Funk & Soul Classics
The Best and the Rest of Soul and Funk from the UK’s Master DJ
A couple of weeks ago I was chatting to my brother about music in general and the albums that I’d recently reviewed when I flippantly said “I can’t remember the last time I listened to music for fun.”
We laughed at the time; but it preyed on my mind for the next few days. I absolutely love music; and I hope that comes across on the website; but not to listen to music is sacrilege surely?
By sheer coincidence this album appeared on the TV adverts and I decide to fork out my own hard earned cash to purchase it; and it acted as a bit of a ‘pallet cleanser’ as I played it non-stop on a return journey to London (5 hours plus, each way) and a couple of times this week as I caught up on some paperwork and reports as part of my day job.
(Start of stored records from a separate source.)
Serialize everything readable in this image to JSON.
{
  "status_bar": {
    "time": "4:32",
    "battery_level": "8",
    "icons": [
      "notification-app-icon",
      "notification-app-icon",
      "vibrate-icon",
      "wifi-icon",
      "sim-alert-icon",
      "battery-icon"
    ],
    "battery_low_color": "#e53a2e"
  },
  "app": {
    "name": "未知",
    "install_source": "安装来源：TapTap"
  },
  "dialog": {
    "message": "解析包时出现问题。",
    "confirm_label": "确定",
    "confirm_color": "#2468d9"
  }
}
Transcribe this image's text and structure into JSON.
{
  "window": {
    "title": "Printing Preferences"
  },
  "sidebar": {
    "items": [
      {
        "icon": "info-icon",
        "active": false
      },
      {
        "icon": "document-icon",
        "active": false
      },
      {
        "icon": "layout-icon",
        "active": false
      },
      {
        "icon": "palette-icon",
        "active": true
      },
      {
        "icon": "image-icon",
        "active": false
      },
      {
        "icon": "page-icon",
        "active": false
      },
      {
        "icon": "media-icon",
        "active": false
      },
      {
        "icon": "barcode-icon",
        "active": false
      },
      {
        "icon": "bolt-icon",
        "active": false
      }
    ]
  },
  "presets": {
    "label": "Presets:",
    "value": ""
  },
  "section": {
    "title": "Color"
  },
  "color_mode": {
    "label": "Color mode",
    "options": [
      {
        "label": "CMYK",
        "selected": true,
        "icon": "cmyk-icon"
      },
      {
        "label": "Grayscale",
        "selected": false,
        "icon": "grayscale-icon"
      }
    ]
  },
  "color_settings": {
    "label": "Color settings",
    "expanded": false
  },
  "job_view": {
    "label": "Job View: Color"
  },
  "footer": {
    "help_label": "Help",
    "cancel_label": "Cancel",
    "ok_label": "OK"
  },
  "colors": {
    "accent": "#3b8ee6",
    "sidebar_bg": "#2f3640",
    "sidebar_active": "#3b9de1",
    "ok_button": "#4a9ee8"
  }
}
For those outside the UK Craig Charles started life as poet in the halcyon days of Punk; eventually evolving into one of the nation’s favourite actors (well; in our house anyway) all the while spinning discs for the pleasure of Soul and Funk fans across the country on his national radio show.
At face value; there shouldn’t be any surprises here as Craig has been a musical taste-maker for many years; but there are gorgeous surprises lurking all over these three discs.
Disc 1 is pretty much a Classic Soul album with timeless hits from the Otis Redding, Temptations, James Brown, Marvin Gaye, The Jacksons and Freda Payne rubbing shoulders with leftfield tracks by Little Richard, The Isley Brothers, Sly and the Family Stone and the golden larynx of Al Green.
But we also get a smattering of Northern Soul from Edwin Starr with 25 Miles; and who among us will ever tire of listening to Al Wilson singing The Snake?
The rarities from Bobby Byrd, Maceo and Bill Withers are well worth listening too.
Craig gets his ‘Funk On’ with Disc 2; and this was where my ears pricked up; as this genre is still a learning curve for me.
Starting with a couple of crossover hits from Wilson Pickett and Sam & Dave, I was soon in uncharted territory with Give Me a Little More Time from Chairman of the Board and Frank Wilson’s Do I Love You? Then the MFSB tune TSOP rekindled memories of Youth Centre discos and my mind was completely blown when I heard P-Funk by Parliament for the first time – Yowza! Yowza! Yowza!
I was thrilled to hear both Charles Bradley and Sharon Jones & The Dap-Kings included as I love them both; but disappointed that there was no place for someone like the Commodores; although Johnny ‘Guitar’ Watson performing Ain’t That a Bitch? Isn’t a million miles away from Brick House.
Surprises land left right and centre on this disc with British R&B stalwart Georgie Fame reinventing Papa’s Got a Brand New Bag and seriously making it his own; and it’s a similar story with Sandie Shaw’s oblique version of the Stones Sympathy For the Devil. Why the Hell have I never heard that track before? It’s bloody amazing!
Those of us who listen to Craig’s radio shows wouldn’t expect anything less than a couple of tracks from Gil Scott Heron and Terry Callier to be included; and they are, but not the obvious by any stretch of the imagination – the Gil track is Inner City Blues (Make Me Wanna Holler) done in his own distinctive manner; and Terry Callier very nearly steals the show with Ordinary Joe.
Disc 3 is worth the entry fee alone; as Craig Charles introduces us to 20 brand new acts that you ain’t gonna hear anywhere else; and the world is a better place for hearing them.
Opening with the only hit here Aloe Black – I Need a Dollar, my groove was most definitely ‘on’ as we sublimely glide through things of rare beauty from Omar, Shaun Escoffrey, The Excitements (from Spain and I saw in a Newcastle club two years ago), Betty Davis and The Apples.
Elsewhere the Funk gets a Jazz injection on cool tracks by Cookin’ on 3 Burners, Mario Biondi and the High Five Quintet and the exquisite Nick Pride and the Pimptones; all of which will make you do a soft shoe shuffle as you cling on to the one you love.
The track selection, order and mix is so intricate and clever you might even think thought had gone into the balance; as nothing here jars at all as one track seamlessly slides into another; whether you’d heard of the act or not.
It wouldn’t be fair if I didn’t highlight the one song that doesn’t quite work and sticks out like a sore thumb; and when I tell you what it is you will think I’ve lost my mind.
This version of RESPECT by the Sainted Aretha is actually a live track; and is presumably included because Craig loves the song but the fees for the original were too expensive. Sadly this version doesn’t do anyone any favours.
Three discs of this quality for plus or minus £10 is value beyond belief in my humble opinion.
Released October 2015